■ WHAT YOU WILL DO
Take the records below and copy them exactly.

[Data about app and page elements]
========================================================================

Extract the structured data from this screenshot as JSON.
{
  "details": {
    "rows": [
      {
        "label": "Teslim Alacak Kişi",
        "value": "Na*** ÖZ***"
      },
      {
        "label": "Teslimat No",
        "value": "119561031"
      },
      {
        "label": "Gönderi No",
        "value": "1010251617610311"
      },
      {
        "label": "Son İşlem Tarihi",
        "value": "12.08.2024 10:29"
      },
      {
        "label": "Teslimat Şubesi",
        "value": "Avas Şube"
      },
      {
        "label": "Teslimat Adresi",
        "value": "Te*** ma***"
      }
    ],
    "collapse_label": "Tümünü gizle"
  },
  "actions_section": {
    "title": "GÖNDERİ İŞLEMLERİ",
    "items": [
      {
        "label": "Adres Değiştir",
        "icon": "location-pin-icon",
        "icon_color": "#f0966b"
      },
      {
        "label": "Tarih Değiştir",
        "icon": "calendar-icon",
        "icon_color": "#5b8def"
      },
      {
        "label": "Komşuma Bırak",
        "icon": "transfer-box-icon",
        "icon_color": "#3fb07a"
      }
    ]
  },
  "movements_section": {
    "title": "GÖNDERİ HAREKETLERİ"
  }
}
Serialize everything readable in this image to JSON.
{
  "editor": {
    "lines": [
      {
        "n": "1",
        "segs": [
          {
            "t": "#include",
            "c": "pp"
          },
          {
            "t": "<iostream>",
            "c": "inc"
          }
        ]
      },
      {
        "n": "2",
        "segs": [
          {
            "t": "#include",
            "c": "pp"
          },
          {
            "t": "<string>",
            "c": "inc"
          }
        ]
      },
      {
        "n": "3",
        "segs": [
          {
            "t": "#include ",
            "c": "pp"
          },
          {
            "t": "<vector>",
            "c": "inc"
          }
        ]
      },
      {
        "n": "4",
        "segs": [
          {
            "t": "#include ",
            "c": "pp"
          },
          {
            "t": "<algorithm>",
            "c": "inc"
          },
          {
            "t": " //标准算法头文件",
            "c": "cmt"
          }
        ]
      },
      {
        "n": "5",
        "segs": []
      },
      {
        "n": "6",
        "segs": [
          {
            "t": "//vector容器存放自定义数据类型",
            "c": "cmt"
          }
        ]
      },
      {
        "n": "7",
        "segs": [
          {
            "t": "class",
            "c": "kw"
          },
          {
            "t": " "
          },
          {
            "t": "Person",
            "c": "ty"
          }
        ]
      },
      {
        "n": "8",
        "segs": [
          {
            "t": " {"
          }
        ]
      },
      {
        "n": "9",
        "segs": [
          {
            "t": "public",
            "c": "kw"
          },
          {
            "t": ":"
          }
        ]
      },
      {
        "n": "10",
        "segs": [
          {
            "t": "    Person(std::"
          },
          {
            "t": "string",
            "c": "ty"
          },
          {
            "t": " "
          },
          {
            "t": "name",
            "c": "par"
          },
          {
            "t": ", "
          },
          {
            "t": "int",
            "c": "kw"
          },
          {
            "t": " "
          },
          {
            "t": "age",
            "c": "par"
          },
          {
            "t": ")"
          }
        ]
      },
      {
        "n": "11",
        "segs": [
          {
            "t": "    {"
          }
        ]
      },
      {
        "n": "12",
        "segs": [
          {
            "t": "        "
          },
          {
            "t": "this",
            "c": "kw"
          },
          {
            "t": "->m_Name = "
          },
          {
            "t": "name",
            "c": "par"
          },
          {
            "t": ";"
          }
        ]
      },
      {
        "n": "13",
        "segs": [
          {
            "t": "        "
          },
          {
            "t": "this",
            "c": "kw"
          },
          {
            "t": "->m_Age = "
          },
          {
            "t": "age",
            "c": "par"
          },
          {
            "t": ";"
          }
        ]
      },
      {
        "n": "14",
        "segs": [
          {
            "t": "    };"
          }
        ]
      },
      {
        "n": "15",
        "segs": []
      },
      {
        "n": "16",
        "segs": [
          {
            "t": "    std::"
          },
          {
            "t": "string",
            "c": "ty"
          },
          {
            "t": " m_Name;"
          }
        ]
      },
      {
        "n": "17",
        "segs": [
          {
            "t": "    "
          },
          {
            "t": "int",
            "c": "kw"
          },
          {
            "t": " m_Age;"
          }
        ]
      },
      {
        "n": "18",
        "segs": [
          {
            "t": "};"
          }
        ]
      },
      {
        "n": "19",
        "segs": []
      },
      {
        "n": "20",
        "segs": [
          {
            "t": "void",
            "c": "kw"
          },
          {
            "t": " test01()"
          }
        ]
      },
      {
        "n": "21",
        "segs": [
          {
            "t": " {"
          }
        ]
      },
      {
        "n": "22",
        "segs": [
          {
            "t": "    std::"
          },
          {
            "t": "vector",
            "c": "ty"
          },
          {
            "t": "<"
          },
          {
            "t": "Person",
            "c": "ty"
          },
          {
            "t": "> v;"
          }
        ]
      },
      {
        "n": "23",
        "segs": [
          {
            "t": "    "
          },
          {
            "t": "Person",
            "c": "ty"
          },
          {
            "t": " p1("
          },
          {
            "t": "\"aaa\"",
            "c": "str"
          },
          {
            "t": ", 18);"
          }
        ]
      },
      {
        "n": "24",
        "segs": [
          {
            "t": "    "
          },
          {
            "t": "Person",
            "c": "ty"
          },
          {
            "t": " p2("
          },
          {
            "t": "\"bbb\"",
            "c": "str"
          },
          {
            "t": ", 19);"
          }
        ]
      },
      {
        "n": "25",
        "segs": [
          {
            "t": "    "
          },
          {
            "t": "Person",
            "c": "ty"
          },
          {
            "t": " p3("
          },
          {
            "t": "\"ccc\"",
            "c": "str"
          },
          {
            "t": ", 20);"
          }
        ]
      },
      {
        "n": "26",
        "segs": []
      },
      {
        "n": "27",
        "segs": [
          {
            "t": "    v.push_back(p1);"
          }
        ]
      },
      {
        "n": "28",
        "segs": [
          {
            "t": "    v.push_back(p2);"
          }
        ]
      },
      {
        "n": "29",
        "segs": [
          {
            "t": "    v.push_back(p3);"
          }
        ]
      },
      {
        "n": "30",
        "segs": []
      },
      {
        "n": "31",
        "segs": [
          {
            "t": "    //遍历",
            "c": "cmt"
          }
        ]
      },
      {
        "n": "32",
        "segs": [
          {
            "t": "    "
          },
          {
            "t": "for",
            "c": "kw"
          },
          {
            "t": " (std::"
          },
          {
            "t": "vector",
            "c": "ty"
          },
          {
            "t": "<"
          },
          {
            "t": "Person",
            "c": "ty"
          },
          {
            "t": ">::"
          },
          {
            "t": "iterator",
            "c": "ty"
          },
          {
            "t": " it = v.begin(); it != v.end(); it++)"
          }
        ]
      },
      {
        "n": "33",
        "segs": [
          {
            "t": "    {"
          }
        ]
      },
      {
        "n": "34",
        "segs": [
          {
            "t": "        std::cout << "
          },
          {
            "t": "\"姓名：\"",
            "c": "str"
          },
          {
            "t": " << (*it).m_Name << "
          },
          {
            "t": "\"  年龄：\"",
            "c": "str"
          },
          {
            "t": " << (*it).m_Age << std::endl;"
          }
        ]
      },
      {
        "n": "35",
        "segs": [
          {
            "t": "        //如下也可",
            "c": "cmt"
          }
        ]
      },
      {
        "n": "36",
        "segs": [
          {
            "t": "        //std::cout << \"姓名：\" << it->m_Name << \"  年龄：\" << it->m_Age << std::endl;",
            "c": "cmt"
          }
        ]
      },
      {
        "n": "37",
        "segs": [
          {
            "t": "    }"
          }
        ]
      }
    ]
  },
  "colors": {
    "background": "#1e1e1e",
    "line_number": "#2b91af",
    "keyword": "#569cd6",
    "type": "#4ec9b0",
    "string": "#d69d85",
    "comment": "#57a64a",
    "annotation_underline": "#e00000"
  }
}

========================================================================

■ TASK OUTPUT
Extract the structured data from this screenshot as JSON.
{
  "details": {
    "rows": [
      {
        "label": "Teslim Alacak Kişi",
        "value": "Na*** ÖZ***"
      },
      {
        "label": "Teslimat No",
        "value": "119561031"
      },
      {
        "label": "Gönderi No",
        "value": "1010251617610311"
      },
      {
        "label": "Son İşlem Tarihi",
        "value": "12.08.2024 10:29"
      },
      {
        "label": "Teslimat Şubesi",
        "value": "Avas Şube"
      },
      {
        "label": "Teslimat Adresi",
        "value": "Te*** ma***"
      }
    ],
    "collapse_label": "Tümünü gizle"
  },
  "actions_section": {
    "title": "GÖNDERİ İŞLEMLERİ",
    "items": [
      {
        "label": "Adres Değiştir",
        "icon": "location-pin-icon",
        "icon_color": "#f0966b"
      },
      {
        "label": "Tarih Değiştir",
        "icon": "calendar-icon",
        "icon_color": "#5b8def"
      },
      {
        "label": "Komşuma Bırak",
        "icon": "transfer-box-icon",
        "icon_color": "#3fb07a"
      }
    ]
  },
  "movements_section": {
    "title": "GÖNDERİ HAREKETLERİ"
  }
}
Serialize everything readable in this image to JSON.
{
  "editor": {
    "lines": [
      {
        "n": "1",
        "segs": [
          {
            "t": "#include",
            "c": "pp"
          },
          {
            "t": "<iostream>",
            "c": "inc"
          }
        ]
      },
      {
        "n": "2",
        "segs": [
          {
            "t": "#include",
            "c": "pp"
          },
          {
            "t": "<string>",
            "c": "inc"
          }
        ]
      },
      {
        "n": "3",
        "segs": [
          {
            "t": "#include ",
            "c": "pp"
          },
          {
            "t": "<vector>",
            "c": "inc"
          }
        ]
      },
      {
        "n": "4",
        "segs": [
          {
            "t": "#include ",
            "c": "pp"
          },
          {
            "t": "<algorithm>",
            "c": "inc"
          },
          {
            "t": " //标准算法头文件",
            "c": "cmt"
          }
        ]
      },
      {
        "n": "5",
        "segs": []
      },
      {
        "n": "6",
        "segs": [
          {
            "t": "//vector容器存放自定义数据类型",
            "c": "cmt"
          }
        ]
      },
      {
        "n": "7",
        "segs": [
          {
            "t": "class",
            "c": "kw"
          },
          {
            "t": " "
          },
          {
            "t": "Person",
            "c": "ty"
          }
        ]
      },
      {
        "n": "8",
        "segs": [
          {
            "t": " {"
          }
        ]
      },
      {
        "n": "9",
        "segs": [
          {
            "t": "public",
            "c": "kw"
          },
          {
            "t": ":"
          }
        ]
      },
      {
        "n": "10",
        "segs": [
          {
            "t": "    Person(std::"
          },
          {
            "t": "string",
            "c": "ty"
          },
          {
            "t": " "
          },
          {
            "t": "name",
            "c": "par"
          },
          {
            "t": ", "
          },
          {
            "t": "int",
            "c": "kw"
          },
          {
            "t": " "
          },
          {
            "t": "age",
            "c": "par"
          },
          {
            "t": ")"
          }
        ]
      },
      {
        "n": "11",
        "segs": [
          {
            "t": "    {"
          }
        ]
      },
      {
        "n": "12",
        "segs": [
          {
            "t": "        "
          },
          {
            "t": "this",
            "c": "kw"
          },
          {
            "t": "->m_Name = "
          },
          {
            "t": "name",
            "c": "par"
          },
          {
            "t": ";"
          }
        ]
      },
      {
        "n": "13",
        "segs": [
          {
            "t": "        "
          },
          {
            "t": "this",
            "c": "kw"
          },
          {
            "t": "->m_Age = "
          },
          {
            "t": "age",
            "c": "par"
          },
          {
            "t": ";"
          }
        ]
      },
      {
        "n": "14",
        "segs": [
          {
            "t": "    };"
          }
        ]
      },
      {
        "n": "15",
        "segs": []
      },
      {
        "n": "16",
        "segs": [
          {
            "t": "    std::"
          },
          {
            "t": "string",
            "c": "ty"
          },
          {
            "t": " m_Name;"
          }
        ]
      },
      {
        "n": "17",
        "segs": [
          {
            "t": "    "
          },
          {
            "t": "int",
            "c": "kw"
          },
          {
            "t": " m_Age;"
          }
        ]
      },
      {
        "n": "18",
        "segs": [
          {
            "t": "};"
          }
        ]
      },
      {
        "n": "19",
        "segs": []
      },
      {
        "n": "20",
        "segs": [
          {
            "t": "void",
            "c": "kw"
          },
          {
            "t": " test01()"
          }
        ]
      },
      {
        "n": "21",
        "segs": [
          {
            "t": " {"
          }
        ]
      },
      {
        "n": "22",
        "segs": [
          {
            "t": "    std::"
          },
          {
            "t": "vector",
            "c": "ty"
          },
          {
            "t": "<"
          },
          {
            "t": "Person",
            "c": "ty"
          },
          {
            "t": "> v;"
          }
        ]
      },
      {
        "n": "23",
        "segs": [
          {
            "t": "    "
          },
          {
            "t": "Person",
            "c": "ty"
          },
          {
            "t": " p1("
          },
          {
            "t": "\"aaa\"",
            "c": "str"
          },
          {
            "t": ", 18);"
          }
        ]
      },
      {
        "n": "24",
        "segs": [
          {
            "t": "    "
          },
          {
            "t": "Person",
            "c": "ty"
          },
          {
            "t": " p2("
          },
          {
            "t": "\"bbb\"",
            "c": "str"
          },
          {
            "t": ", 19);"
          }
        ]
      },
      {
        "n": "25",
        "segs": [
          {
            "t": "    "
          },
          {
            "t": "Person",
            "c": "ty"
          },
          {
            "t": " p3("
          },
          {
            "t": "\"ccc\"",
            "c": "str"
          },
          {
            "t": ", 20);"
          }
        ]
      },
      {
        "n": "26",
        "segs": []
      },
      {
        "n": "27",
        "segs": [
          {
            "t": "    v.push_back(p1);"
          }
        ]
      },
      {
        "n": "28",
        "segs": [
          {
            "t": "    v.push_back(p2);"
          }
        ]
      },
      {
        "n": "29",
        "segs": [
          {
            "t": "    v.push_back(p3);"
          }
        ]
      },
      {
        "n": "30",
        "segs": []
      },
      {
        "n": "31",
        "segs": [
          {
            "t": "    //遍历",
            "c": "cmt"
          }
        ]
      },
      {
        "n": "32",
        "segs": [
          {
            "t": "    "
          },
          {
            "t": "for",
            "c": "kw"
          },
          {
            "t": " (std::"
          },
          {
            "t": "vector",
            "c": "ty"
          },
          {
            "t": "<"
          },
          {
            "t": "Person",
            "c": "ty"
          },
          {
            "t": ">::"
          },
          {
            "t": "iterator",
            "c": "ty"
          },
          {
            "t": " it = v.begin(); it != v.end(); it++)"
          }
        ]
      },
      {
        "n": "33",
        "segs": [
          {
            "t": "    {"
          }
        ]
      },
      {
        "n": "34",
        "segs": [
          {
            "t": "        std::cout << "
          },
          {
            "t": "\"姓名：\"",
            "c": "str"
          },
          {
            "t": " << (*it).m_Name << "
          },
          {
            "t": "\"  年龄：\"",
            "c": "str"
          },
          {
            "t": " << (*it).m_Age << std::endl;"
          }
        ]
      },
      {
        "n": "35",
        "segs": [
          {
            "t": "        //如下也可",
            "c": "cmt"
          }
        ]
      },
      {
        "n": "36",
        "segs": [
          {
            "t": "        //std::cout << \"姓名：\" << it->m_Name << \"  年龄：\" << it->m_Age << std::endl;",
            "c": "cmt"
          }
        ]
      },
      {
        "n": "37",
        "segs": [
          {
            "t": "    }"
          }
        ]
      }
    ]
  },
  "colors": {
    "background": "#1e1e1e",
    "line_number": "#2b91af",
    "keyword": "#569cd6",
    "type": "#4ec9b0",
    "string": "#d69d85",
    "comment": "#57a64a",
    "annotation_underline": "#e00000"
  }
}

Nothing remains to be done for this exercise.